[Page and application data records]
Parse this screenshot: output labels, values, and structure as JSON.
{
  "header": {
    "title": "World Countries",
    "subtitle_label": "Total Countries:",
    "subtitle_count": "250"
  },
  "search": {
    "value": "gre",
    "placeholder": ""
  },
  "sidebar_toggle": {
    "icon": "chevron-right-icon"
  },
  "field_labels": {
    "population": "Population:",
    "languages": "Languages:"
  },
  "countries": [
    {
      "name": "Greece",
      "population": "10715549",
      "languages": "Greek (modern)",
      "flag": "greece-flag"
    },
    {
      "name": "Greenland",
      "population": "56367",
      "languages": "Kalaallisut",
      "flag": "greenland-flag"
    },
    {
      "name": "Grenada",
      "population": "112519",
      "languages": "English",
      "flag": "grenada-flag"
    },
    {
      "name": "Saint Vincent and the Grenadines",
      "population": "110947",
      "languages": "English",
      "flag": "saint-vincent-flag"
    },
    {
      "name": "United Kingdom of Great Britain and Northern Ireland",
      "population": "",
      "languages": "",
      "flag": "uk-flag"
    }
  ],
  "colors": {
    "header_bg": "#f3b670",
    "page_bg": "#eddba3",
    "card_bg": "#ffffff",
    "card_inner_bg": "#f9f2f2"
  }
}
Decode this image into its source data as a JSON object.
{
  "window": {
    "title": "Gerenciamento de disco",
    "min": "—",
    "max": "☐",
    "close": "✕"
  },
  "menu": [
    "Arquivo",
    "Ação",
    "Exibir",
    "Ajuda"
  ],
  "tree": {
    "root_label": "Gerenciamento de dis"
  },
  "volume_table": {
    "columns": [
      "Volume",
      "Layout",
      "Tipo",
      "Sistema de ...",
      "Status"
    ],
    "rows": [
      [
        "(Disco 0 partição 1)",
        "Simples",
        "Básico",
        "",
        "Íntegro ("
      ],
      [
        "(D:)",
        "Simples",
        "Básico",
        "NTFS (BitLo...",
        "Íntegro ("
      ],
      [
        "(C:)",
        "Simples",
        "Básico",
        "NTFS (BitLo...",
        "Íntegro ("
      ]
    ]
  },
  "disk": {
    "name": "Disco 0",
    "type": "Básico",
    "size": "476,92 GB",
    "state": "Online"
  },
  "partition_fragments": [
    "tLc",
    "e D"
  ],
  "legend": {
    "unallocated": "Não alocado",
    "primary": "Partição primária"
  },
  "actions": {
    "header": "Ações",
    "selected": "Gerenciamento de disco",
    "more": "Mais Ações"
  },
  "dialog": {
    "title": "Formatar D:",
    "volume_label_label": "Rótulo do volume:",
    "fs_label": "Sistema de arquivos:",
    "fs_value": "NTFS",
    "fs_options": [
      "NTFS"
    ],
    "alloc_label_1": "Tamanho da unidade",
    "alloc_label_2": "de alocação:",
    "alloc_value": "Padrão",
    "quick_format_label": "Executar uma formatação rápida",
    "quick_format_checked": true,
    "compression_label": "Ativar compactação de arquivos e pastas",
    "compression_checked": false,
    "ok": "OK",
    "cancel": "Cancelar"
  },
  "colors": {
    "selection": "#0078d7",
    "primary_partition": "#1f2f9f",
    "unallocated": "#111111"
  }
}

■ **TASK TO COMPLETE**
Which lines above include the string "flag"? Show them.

■ **RESPONSE BELOW**
      "flag": "greece-flag"
      "flag": "greenland-flag"
      "flag": "grenada-flag"
      "flag": "saint-vincent-flag"
      "flag": "uk-flag"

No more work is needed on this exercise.